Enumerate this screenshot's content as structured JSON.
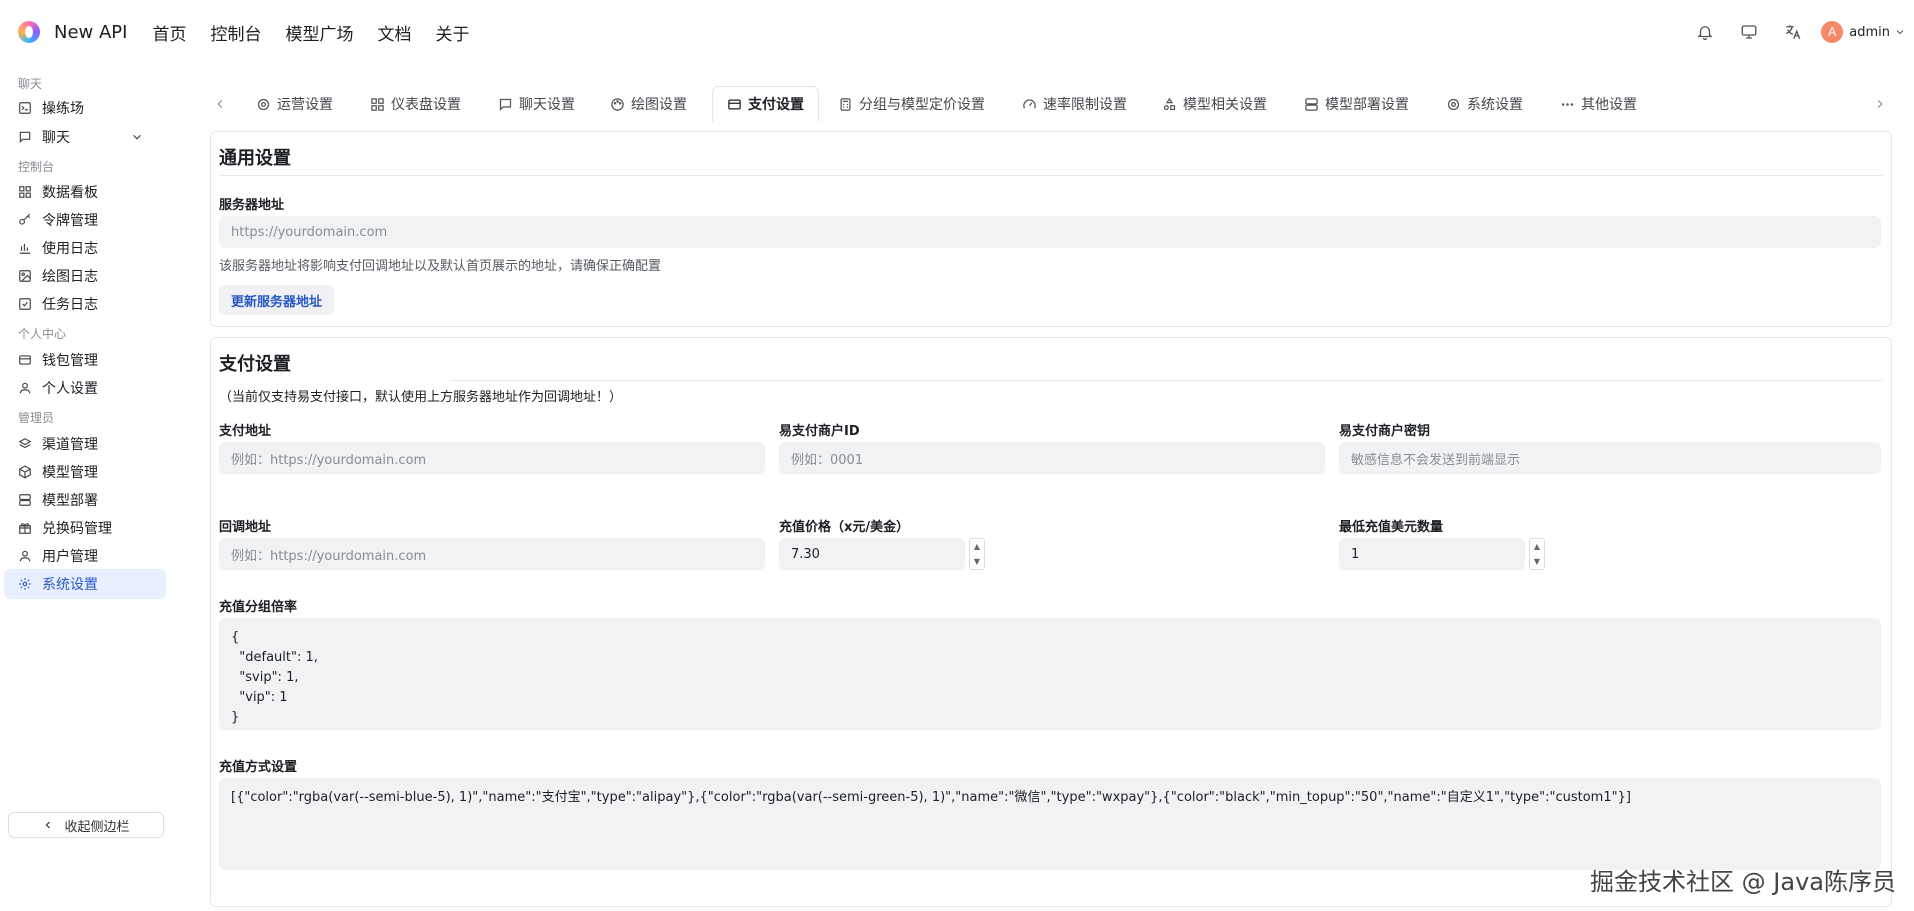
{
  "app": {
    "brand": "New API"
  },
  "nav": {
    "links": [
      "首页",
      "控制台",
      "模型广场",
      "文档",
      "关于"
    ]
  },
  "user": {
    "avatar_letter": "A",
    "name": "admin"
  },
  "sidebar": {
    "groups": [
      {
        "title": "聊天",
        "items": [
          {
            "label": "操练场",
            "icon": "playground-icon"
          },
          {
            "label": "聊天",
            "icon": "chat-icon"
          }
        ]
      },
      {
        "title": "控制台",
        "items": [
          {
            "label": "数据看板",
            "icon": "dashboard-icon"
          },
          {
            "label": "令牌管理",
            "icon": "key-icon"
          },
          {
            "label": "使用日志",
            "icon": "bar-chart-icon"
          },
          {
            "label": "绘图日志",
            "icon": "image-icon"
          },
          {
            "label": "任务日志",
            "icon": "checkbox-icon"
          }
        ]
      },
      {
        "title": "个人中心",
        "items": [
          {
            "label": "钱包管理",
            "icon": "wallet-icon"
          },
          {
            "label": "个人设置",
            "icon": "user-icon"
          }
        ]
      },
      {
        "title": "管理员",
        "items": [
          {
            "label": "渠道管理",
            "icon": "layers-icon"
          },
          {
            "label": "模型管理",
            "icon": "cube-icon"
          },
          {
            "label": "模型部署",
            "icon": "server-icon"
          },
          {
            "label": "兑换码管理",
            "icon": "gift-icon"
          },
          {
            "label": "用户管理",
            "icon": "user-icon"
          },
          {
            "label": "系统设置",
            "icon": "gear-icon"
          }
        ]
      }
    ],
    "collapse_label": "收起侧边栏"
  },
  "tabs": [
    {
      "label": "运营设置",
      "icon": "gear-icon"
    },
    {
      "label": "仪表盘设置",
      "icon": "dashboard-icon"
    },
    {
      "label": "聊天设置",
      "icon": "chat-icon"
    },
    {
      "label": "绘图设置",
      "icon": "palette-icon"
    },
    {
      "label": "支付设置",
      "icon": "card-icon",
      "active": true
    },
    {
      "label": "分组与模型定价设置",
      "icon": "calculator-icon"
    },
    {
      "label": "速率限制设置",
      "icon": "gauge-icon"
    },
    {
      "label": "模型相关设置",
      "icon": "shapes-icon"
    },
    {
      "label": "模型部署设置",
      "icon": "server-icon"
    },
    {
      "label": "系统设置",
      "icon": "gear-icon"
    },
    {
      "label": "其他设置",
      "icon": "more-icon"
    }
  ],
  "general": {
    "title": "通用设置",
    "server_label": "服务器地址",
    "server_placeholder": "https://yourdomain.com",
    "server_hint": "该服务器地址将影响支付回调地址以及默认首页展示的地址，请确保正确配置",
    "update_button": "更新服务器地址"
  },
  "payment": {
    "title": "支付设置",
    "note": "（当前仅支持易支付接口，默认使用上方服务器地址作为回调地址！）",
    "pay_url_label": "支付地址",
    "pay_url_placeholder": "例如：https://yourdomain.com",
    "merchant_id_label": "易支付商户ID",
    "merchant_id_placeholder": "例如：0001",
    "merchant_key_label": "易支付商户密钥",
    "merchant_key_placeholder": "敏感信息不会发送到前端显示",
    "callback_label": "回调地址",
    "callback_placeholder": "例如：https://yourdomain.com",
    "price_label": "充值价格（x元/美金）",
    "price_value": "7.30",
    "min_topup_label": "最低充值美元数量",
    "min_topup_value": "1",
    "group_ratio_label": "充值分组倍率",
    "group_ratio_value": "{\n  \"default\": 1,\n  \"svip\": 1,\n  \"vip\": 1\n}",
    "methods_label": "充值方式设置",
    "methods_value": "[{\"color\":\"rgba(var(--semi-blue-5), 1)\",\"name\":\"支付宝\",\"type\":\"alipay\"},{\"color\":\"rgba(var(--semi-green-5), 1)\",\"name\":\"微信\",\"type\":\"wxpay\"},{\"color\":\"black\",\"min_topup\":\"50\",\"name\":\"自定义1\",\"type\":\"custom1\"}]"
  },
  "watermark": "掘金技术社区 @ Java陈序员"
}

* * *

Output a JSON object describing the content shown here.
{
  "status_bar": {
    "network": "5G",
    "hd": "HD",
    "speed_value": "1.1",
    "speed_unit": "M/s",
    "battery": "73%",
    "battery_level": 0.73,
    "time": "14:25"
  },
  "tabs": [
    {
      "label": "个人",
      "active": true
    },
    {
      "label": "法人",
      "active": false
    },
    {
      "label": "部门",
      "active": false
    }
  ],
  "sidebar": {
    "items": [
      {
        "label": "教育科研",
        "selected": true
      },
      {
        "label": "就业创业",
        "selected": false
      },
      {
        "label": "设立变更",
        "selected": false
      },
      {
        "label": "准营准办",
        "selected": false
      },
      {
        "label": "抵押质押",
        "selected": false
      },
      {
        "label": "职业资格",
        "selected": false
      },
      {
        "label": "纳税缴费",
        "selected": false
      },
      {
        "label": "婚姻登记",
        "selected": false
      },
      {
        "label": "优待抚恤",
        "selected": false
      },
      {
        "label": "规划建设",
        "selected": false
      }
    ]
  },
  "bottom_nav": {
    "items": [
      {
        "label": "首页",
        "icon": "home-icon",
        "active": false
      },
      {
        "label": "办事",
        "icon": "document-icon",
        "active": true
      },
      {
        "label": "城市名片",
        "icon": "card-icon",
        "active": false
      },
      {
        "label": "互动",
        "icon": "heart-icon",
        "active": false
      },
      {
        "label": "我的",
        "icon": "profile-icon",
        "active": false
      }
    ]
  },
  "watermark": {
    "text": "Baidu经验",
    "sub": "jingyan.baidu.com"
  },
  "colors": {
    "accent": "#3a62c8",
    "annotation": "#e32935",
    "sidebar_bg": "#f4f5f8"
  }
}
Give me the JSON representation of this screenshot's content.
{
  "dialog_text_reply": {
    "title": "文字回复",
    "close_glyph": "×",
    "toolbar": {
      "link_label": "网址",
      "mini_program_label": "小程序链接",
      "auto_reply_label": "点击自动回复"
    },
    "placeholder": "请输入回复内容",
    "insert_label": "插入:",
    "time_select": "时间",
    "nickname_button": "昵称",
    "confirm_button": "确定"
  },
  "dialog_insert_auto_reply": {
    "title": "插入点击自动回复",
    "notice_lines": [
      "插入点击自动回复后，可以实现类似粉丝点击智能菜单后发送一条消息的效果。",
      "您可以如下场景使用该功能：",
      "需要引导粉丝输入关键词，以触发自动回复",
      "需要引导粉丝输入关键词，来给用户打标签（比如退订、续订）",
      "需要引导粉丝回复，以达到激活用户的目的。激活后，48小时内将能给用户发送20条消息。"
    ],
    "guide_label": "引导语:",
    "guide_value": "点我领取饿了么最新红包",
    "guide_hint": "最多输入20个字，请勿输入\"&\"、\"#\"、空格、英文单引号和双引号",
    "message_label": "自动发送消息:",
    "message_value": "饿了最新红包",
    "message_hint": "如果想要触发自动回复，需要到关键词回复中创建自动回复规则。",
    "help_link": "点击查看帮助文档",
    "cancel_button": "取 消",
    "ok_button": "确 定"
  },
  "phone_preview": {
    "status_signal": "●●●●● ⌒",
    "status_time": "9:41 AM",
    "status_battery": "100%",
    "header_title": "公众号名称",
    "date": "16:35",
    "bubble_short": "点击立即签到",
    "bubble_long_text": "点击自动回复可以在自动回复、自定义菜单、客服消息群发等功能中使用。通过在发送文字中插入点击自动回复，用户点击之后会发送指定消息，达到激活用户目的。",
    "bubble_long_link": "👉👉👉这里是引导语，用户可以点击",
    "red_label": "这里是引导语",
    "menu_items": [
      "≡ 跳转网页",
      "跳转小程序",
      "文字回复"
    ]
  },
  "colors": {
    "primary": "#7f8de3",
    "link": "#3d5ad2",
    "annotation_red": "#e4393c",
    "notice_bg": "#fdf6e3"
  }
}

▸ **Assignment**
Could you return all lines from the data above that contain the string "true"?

▸ **Answer to this exercise**
      "active": true
      "active": true
        "selected": true
        "active": true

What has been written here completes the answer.